-- Excerpted data follows --

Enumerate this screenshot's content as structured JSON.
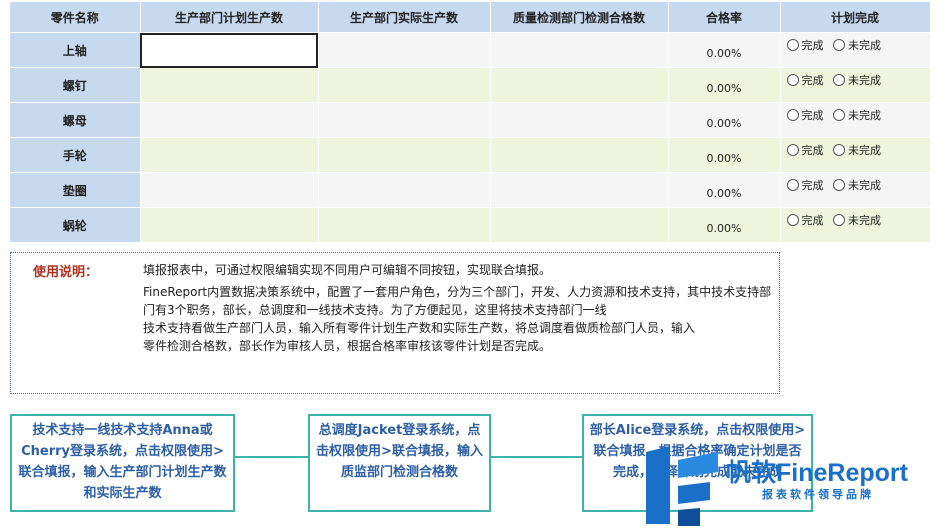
{
  "table": {
    "headers": [
      "零件名称",
      "生产部门计划生产数",
      "生产部门实际生产数",
      "质量检测部门检测合格数",
      "合格率",
      "计划完成"
    ],
    "rows": [
      {
        "name": "上轴",
        "rate": "0.00%"
      },
      {
        "name": "螺钉",
        "rate": "0.00%"
      },
      {
        "name": "螺母",
        "rate": "0.00%"
      },
      {
        "name": "手轮",
        "rate": "0.00%"
      },
      {
        "name": "垫圈",
        "rate": "0.00%"
      },
      {
        "name": "蜗轮",
        "rate": "0.00%"
      }
    ],
    "option_done": "完成",
    "option_undone": "未完成"
  },
  "note": {
    "title": "使用说明：",
    "lines": [
      "填报报表中，可通过权限编辑实现不同用户可编辑不同按钮，实现联合填报。",
      "FineReport内置数据决策系统中，配置了一套用户角色，分为三个部门，开发、人力资源和技术支持，其中技术支持部门有3个职务，部长，总调度和一线技术支持。为了方便起见，这里将技术支持部门一线",
      "技术支持看做生产部门人员，输入所有零件计划生产数和实际生产数，将总调度看做质检部门人员，输入",
      "零件检测合格数，部长作为审核人员，根据合格率审核该零件计划是否完成。"
    ]
  },
  "flow": [
    "技术支持一线技术支持Anna或Cherry登录系统，点击权限使用>联合填报，输入生产部门计划生产数和实际生产数",
    "总调度Jacket登录系统，点击权限使用>联合填报，输入质监部门检测合格数",
    "部长Alice登录系统，点击权限使用>联合填报，根据合格率确定计划是否完成，选择计划完成或未完成"
  ],
  "logo": {
    "cn": "帆软",
    "en": "FineReport",
    "tagline": "报表软件领导品牌"
  },
  "colors": {
    "header_bg": "#c7d9ef",
    "row_alt_green": "#eef5dc",
    "row_alt_gray": "#f5f5f5",
    "flow_border": "#3fb3a8",
    "flow_text": "#2d5fa6",
    "note_title": "#b03020",
    "brand_blue": "#1a6fc9"
  }
}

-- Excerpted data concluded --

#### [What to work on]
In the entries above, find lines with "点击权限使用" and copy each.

#### [Answer area]
    "技术支持一线技术支持Anna或Cherry登录系统，点击权限使用>联合填报，输入生产部门计划生产数和实际生产数",
    "总调度Jacket登录系统，点击权限使用>联合填报，输入质监部门检测合格数",
    "部长Alice登录系统，点击权限使用>联合填报，根据合格率确定计划是否完成，选择计划完成或未完成"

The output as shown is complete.